(Items listed in a dataset)
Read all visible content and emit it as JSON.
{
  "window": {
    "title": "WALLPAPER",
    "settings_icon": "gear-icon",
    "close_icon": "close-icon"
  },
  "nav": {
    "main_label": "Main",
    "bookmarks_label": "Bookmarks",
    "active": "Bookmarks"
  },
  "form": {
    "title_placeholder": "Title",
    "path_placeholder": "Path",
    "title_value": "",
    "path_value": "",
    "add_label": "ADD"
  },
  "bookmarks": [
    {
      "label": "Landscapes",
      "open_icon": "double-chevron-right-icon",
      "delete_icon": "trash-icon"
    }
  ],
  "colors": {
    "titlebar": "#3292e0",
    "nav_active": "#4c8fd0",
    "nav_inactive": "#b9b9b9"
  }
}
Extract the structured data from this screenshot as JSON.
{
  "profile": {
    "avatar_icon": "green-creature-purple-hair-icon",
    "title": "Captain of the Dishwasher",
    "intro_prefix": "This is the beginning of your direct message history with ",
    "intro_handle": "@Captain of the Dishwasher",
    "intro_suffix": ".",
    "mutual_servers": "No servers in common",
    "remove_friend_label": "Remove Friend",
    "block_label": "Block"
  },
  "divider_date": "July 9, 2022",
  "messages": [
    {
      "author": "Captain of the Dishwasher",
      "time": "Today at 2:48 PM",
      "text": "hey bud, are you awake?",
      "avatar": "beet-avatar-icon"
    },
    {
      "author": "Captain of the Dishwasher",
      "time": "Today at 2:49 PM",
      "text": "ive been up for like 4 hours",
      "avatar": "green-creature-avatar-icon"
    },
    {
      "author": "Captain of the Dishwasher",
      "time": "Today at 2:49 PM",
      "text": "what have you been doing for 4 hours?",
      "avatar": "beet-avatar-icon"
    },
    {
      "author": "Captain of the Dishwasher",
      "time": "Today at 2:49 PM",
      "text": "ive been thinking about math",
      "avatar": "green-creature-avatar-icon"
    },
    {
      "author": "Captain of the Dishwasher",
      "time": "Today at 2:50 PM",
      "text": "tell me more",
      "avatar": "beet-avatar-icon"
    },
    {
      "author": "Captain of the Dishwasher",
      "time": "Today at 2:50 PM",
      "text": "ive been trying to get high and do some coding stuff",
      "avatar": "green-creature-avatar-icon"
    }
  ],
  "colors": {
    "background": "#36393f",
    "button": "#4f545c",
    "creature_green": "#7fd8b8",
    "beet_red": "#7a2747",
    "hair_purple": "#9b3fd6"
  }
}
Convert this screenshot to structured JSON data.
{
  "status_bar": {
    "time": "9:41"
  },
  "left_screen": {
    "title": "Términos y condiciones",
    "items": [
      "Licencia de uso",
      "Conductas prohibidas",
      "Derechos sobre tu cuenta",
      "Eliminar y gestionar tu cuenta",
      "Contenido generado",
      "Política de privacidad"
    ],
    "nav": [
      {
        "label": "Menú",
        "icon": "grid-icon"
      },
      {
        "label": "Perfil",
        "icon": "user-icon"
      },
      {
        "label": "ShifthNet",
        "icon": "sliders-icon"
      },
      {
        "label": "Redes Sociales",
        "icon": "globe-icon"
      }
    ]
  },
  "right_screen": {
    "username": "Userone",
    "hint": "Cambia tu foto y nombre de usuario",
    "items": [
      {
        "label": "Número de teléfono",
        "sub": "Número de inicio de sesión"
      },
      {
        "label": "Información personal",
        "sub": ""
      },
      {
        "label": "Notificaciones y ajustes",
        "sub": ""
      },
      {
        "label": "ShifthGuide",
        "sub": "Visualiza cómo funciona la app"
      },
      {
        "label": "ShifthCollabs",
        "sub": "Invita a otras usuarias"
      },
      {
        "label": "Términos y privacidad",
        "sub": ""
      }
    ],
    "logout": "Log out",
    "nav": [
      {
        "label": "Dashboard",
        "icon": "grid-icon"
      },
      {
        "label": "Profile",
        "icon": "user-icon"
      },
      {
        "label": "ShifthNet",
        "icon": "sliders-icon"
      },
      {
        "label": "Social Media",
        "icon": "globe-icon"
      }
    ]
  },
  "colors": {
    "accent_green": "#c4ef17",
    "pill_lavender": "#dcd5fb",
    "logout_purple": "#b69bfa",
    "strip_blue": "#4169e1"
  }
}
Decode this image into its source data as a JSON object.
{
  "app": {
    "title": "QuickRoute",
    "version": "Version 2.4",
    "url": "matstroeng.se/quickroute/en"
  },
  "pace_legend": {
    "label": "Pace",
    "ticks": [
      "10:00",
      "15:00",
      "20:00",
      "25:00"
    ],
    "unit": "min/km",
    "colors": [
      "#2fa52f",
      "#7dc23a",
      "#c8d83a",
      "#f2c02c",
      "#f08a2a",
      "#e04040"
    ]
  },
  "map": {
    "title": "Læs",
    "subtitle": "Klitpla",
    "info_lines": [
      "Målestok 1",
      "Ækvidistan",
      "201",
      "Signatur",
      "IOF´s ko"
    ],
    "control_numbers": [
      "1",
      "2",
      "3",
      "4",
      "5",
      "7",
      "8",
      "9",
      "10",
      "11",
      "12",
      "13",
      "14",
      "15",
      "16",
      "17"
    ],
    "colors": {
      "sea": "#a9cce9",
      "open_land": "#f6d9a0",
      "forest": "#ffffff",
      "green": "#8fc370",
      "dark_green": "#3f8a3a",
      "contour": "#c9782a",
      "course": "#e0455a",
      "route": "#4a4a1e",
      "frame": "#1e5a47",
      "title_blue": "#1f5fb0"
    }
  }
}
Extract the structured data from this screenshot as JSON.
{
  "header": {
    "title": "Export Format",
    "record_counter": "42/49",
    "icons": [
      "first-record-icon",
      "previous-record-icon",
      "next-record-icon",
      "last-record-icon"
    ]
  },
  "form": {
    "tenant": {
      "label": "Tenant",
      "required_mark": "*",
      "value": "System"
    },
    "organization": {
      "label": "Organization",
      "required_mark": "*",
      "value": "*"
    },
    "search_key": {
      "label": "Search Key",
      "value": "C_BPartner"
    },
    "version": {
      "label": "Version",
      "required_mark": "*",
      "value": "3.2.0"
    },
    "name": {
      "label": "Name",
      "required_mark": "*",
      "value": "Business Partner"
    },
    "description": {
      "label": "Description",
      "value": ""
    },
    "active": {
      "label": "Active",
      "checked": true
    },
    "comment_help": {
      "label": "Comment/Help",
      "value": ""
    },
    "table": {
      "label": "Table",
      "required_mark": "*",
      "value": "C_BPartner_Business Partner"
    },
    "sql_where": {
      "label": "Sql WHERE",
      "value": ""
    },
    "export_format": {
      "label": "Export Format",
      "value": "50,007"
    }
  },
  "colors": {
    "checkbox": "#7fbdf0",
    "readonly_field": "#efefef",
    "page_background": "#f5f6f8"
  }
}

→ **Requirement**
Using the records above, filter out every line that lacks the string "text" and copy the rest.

→ **Answer section**
      "text": "hey bud, are you awake?",
      "text": "ive been up for like 4 hours",
      "text": "what have you been doing for 4 hours?",
      "text": "ive been thinking about math",
      "text": "tell me more",
      "text": "ive been trying to get high and do some coding stuff",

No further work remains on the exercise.